“As the world gets flatter it also gets less homogenous. The world economy is already demanding leaders with an evolved understanding and appreciation of the true diversity that comprises the modern world. The demand for a global mindset will only grow

Gallup Article

 COVID-19 has also allowed me to grow another vital skill: adaptability. In the TED Talk “3 Ways to Measure your Adaptability — and How to Improve It”,  tech investor Natalie Fratto outlines a new way to determine potential in founders: “I look for signs of one specific trait, not IQ or EQ, it’s adaptability. How well a person reacts to the inevitability of change, and lots of it.” Instead of looking at a person’s intelligence — what school they went to, their past visions in other companies—and their emotional ability to connect with others —building teams and communicating with coworkers and clients — Fratto looks at a person’s ability to be flexible and innovative during uncertain times. Adaptability is one of the biggest strengths I gained from my semester abroad, specifically when I was sent home early. I was forced to change my mindset and think about how to get the best out of my experience. I can now use this trait in my future career.

“I look for signs of one specific trait, not IQ or EQ, it’s adaptability. How well a person reacts to the inevitability of change, and lots of it.”

Natalie Fratto

My adaptability muscles were stretched pretty thin in Spain as I set the date and bought the ticket to go back home. Suddenly, every important experience and goal was heightened into a “bucket-list frenzy”. I was navigating the hardest classes of my college career, with speaking only Spanish, taught by native Spanish speakers, all while cramming every possible experience into my time left in Spain. I think every student studying abroad during Spring 2020 knew the inevitable fact that we would have to go home. It was a looming cloud that was pretty hard to ignore during an otherwise wonderful experience.

My adaptability muscles were stretched pretty thin in Spain as I set the date and bought the ticket to go back home.
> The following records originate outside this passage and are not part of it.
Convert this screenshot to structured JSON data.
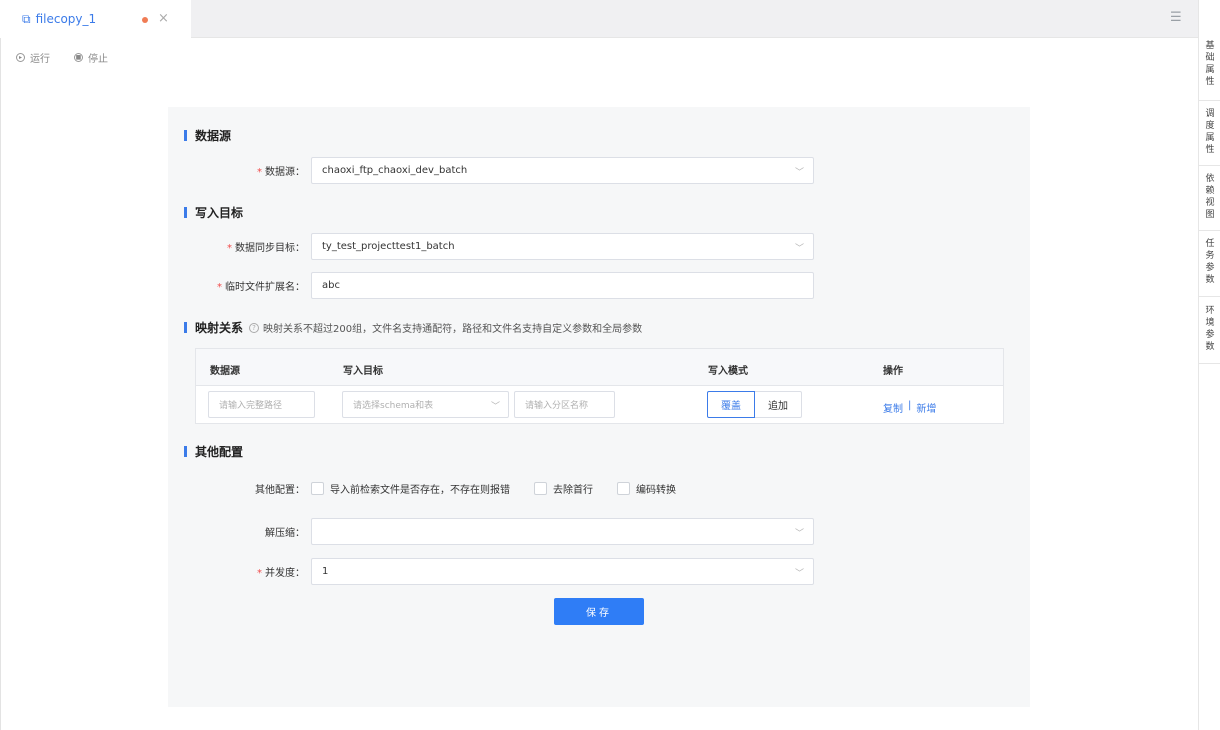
{
  "tab": {
    "title": "filecopy_1",
    "icon": "copy-icon",
    "close": "×",
    "unsaved_color": "#f07c55"
  },
  "toolbar": {
    "run_label": "运行",
    "stop_label": "停止"
  },
  "right_rail": [
    {
      "label": "基础属性"
    },
    {
      "label": "调度属性"
    },
    {
      "label": "依赖视图"
    },
    {
      "label": "任务参数"
    },
    {
      "label": "环境参数"
    }
  ],
  "sections": {
    "datasource": "数据源",
    "target": "写入目标",
    "mapping": "映射关系",
    "mapping_help": "映射关系不超过200组，文件名支持通配符，路径和文件名支持自定义参数和全局参数",
    "other": "其他配置"
  },
  "form": {
    "datasource_label": "数据源：",
    "datasource_value": "chaoxi_ftp_chaoxi_dev_batch",
    "sync_target_label": "数据同步目标：",
    "sync_target_value": "ty_test_projecttest1_batch",
    "temp_ext_label": "临时文件扩展名：",
    "temp_ext_value": "abc",
    "other_label": "其他配置：",
    "checkboxes": [
      {
        "label": "导入前检索文件是否存在，不存在则报错",
        "checked": false
      },
      {
        "label": "去除首行",
        "checked": false
      },
      {
        "label": "编码转换",
        "checked": false
      }
    ],
    "decompress_label": "解压缩：",
    "decompress_value": "",
    "concurrency_label": "并发度：",
    "concurrency_value": "1",
    "save_label": "保存"
  },
  "mapping_table": {
    "headers": [
      "数据源",
      "写入目标",
      "写入模式",
      "操作"
    ],
    "row": {
      "path_placeholder": "请输入完整路径",
      "schema_placeholder": "请选择schema和表",
      "partition_placeholder": "请输入分区名称",
      "mode_options": [
        "覆盖",
        "追加"
      ],
      "mode_selected": "覆盖",
      "ops": [
        "复制",
        "新增"
      ],
      "ops_sep": "|"
    }
  },
  "colors": {
    "accent": "#3b7be9",
    "required": "#f04b4b",
    "button": "#2f7df6"
  }
}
Suddenly, every important experience and goal was heightened into a “bucket-list frenzy”.

Posing with the Valencian flag, a week before my return home

 I was to leave Spain on Monday, March 9. Unfortunately my birthday was March 6. I was devastated to leave, but I wasn’t going to let COVID ruin the time I had left. I made a bucket list that included going to a lagoon, experiencing a few Fallas festivities (before that was inevitably canceled as well), eating at my favorite restaurants, and of course, savoring the walks through the city. My best memories were from this short weekend, because I was mindful of my impending trip home, and I chose to enjoy the time I had left. Adaptability is not only responding to an emergency situation, it is making the best of the situation at hand. Had I not studied abroad during COVID, I would have never strengthened this important skill.
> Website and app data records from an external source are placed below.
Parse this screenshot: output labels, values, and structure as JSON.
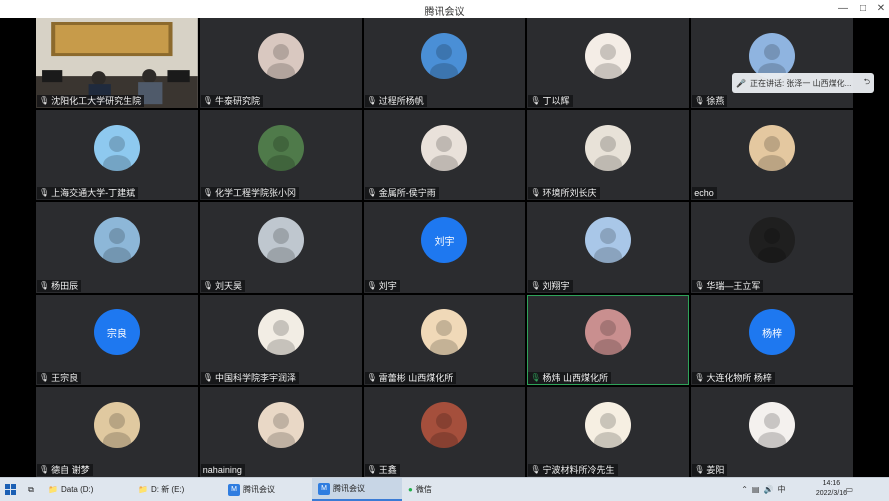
{
  "window": {
    "title": "腾讯会议"
  },
  "toast": {
    "text": "正在讲话: 张泽一 山西煤化..."
  },
  "participants": [
    {
      "name": "沈阳化工大学研究生院",
      "avatar": "video-conference-room"
    },
    {
      "name": "牛泰研究院",
      "avatar": "woman-photo"
    },
    {
      "name": "过程所杨帆",
      "avatar": "sunflower"
    },
    {
      "name": "丁以辉",
      "avatar": "bear"
    },
    {
      "name": "徐燕",
      "avatar": "sphere"
    },
    {
      "name": "上海交通大学-丁建斌",
      "avatar": "heart-tree"
    },
    {
      "name": "化学工程学院张小冈",
      "avatar": "garden"
    },
    {
      "name": "金属所-侯宁雨",
      "avatar": "boy"
    },
    {
      "name": "环境所刘长庆",
      "avatar": "sketch-girl"
    },
    {
      "name": "echo",
      "avatar": "dog"
    },
    {
      "name": "杨田辰",
      "avatar": "outdoor-man"
    },
    {
      "name": "刘天昊",
      "avatar": "two-people"
    },
    {
      "name": "刘宇",
      "avatar_text": "刘宇"
    },
    {
      "name": "刘翔宇",
      "avatar": "flower"
    },
    {
      "name": "华瑞—王立军",
      "avatar": "man-portrait"
    },
    {
      "name": "王宗良",
      "avatar_text": "宗良"
    },
    {
      "name": "中国科学院李宇润泽",
      "avatar": "cartoon-face"
    },
    {
      "name": "雷蕾彬 山西煤化所",
      "avatar": "tiger"
    },
    {
      "name": "杨炜 山西煤化所",
      "avatar": "girl-red"
    },
    {
      "name": "大连化物所 杨梓",
      "avatar_text": "杨梓"
    },
    {
      "name": "德自 谢梦",
      "avatar": "girl-field"
    },
    {
      "name": "nahaining",
      "avatar": "cat"
    },
    {
      "name": "王鑫",
      "avatar": "woman-red"
    },
    {
      "name": "宁波材料所冷先生",
      "avatar": "crayon-boy"
    },
    {
      "name": "姜阳",
      "avatar": "cartoon-bear"
    }
  ],
  "taskbar": {
    "apps": [
      {
        "label": "Data (D:)"
      },
      {
        "label": "D: 新 (E:)"
      },
      {
        "label": "腾讯会议"
      },
      {
        "label": "腾讯会议"
      },
      {
        "label": "微信"
      }
    ],
    "clock": {
      "time": "14:16",
      "date": "2022/3/16"
    },
    "lang": "中"
  }
}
Adaptability is not only responding to an emergency situation, it is making the best of the situation at hand. Had I not studied abroad during COVID, I would have never strengthened this important skill.

My semester abroad was far from perfect, but I gained two important skills that will ultimately help me after graduation. My global mindset and curiosity of new cultures will propel my career forward as an up-and-coming business leader in an increasingly globalized world, and my ability to adapt to unforeseen circumstances will allow me to thrive in any new environment. I am grateful for the experiences I encountered during my unique semester, and I can’t wait for my next adventure.

This is a photo in front of the torres de serranos gates, a monument of the old Valencian city walls

Resources:

https://www.gallup.com/workplace/246551/future-leadership-development-global-mindset.aspx